**Activity**
Return the material exactly. Every line must stay as it is.

■ ■ ■ ■ ■ ■ ■

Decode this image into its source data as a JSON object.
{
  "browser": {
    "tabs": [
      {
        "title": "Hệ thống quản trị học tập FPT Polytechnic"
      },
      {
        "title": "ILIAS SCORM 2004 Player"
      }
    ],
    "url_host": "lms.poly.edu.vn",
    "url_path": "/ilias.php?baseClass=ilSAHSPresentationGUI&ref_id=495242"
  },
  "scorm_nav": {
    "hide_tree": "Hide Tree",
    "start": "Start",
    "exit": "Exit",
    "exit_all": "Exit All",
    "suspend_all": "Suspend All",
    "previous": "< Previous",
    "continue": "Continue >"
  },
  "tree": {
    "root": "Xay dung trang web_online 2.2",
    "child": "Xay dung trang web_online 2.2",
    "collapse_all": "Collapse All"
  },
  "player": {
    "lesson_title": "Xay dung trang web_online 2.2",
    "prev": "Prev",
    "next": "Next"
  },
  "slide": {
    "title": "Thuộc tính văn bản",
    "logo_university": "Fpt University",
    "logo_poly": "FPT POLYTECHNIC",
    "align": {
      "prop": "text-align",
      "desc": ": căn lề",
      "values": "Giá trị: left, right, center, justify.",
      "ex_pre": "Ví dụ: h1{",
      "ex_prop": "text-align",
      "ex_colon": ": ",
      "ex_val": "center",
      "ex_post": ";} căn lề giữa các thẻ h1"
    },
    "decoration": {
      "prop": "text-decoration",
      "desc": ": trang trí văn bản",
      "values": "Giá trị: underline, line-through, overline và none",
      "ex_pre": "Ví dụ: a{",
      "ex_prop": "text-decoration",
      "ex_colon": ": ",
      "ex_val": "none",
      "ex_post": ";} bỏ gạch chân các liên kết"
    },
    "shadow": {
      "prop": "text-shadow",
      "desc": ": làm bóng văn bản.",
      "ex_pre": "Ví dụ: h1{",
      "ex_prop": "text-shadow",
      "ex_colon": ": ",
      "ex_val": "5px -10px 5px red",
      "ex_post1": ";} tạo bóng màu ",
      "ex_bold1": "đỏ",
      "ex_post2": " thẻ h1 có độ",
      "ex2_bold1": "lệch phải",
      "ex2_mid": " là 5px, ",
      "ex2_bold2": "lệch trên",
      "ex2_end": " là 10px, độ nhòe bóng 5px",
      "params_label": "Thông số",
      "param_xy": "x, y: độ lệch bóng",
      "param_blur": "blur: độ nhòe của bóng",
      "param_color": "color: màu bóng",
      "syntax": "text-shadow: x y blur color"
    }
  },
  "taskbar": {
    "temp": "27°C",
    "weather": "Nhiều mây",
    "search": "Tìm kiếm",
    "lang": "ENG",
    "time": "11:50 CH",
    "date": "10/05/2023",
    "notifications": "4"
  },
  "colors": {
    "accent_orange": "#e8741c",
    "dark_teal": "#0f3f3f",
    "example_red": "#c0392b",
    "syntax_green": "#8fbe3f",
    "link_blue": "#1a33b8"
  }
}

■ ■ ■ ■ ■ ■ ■

**Result of this exercise**
Decode this image into its source data as a JSON object.
{
  "browser": {
    "tabs": [
      {
        "title": "Hệ thống quản trị học tập FPT Polytechnic"
      },
      {
        "title": "ILIAS SCORM 2004 Player"
      }
    ],
    "url_host": "lms.poly.edu.vn",
    "url_path": "/ilias.php?baseClass=ilSAHSPresentationGUI&ref_id=495242"
  },
  "scorm_nav": {
    "hide_tree": "Hide Tree",
    "start": "Start",
    "exit": "Exit",
    "exit_all": "Exit All",
    "suspend_all": "Suspend All",
    "previous": "< Previous",
    "continue": "Continue >"
  },
  "tree": {
    "root": "Xay dung trang web_online 2.2",
    "child": "Xay dung trang web_online 2.2",
    "collapse_all": "Collapse All"
  },
  "player": {
    "lesson_title": "Xay dung trang web_online 2.2",
    "prev": "Prev",
    "next": "Next"
  },
  "slide": {
    "title": "Thuộc tính văn bản",
    "logo_university": "Fpt University",
    "logo_poly": "FPT POLYTECHNIC",
    "align": {
      "prop": "text-align",
      "desc": ": căn lề",
      "values": "Giá trị: left, right, center, justify.",
      "ex_pre": "Ví dụ: h1{",
      "ex_prop": "text-align",
      "ex_colon": ": ",
      "ex_val": "center",
      "ex_post": ";} căn lề giữa các thẻ h1"
    },
    "decoration": {
      "prop": "text-decoration",
      "desc": ": trang trí văn bản",
      "values": "Giá trị: underline, line-through, overline và none",
      "ex_pre": "Ví dụ: a{",
      "ex_prop": "text-decoration",
      "ex_colon": ": ",
      "ex_val": "none",
      "ex_post": ";} bỏ gạch chân các liên kết"
    },
    "shadow": {
      "prop": "text-shadow",
      "desc": ": làm bóng văn bản.",
      "ex_pre": "Ví dụ: h1{",
      "ex_prop": "text-shadow",
      "ex_colon": ": ",
      "ex_val": "5px -10px 5px red",
      "ex_post1": ";} tạo bóng màu ",
      "ex_bold1": "đỏ",
      "ex_post2": " thẻ h1 có độ",
      "ex2_bold1": "lệch phải",
      "ex2_mid": " là 5px, ",
      "ex2_bold2": "lệch trên",
      "ex2_end": " là 10px, độ nhòe bóng 5px",
      "params_label": "Thông số",
      "param_xy": "x, y: độ lệch bóng",
      "param_blur": "blur: độ nhòe của bóng",
      "param_color": "color: màu bóng",
      "syntax": "text-shadow: x y blur color"
    }
  },
  "taskbar": {
    "temp": "27°C",
    "weather": "Nhiều mây",
    "search": "Tìm kiếm",
    "lang": "ENG",
    "time": "11:50 CH",
    "date": "10/05/2023",
    "notifications": "4"
  },
  "colors": {
    "accent_orange": "#e8741c",
    "dark_teal": "#0f3f3f",
    "example_red": "#c0392b",
    "syntax_green": "#8fbe3f",
    "link_blue": "#1a33b8"
  }
}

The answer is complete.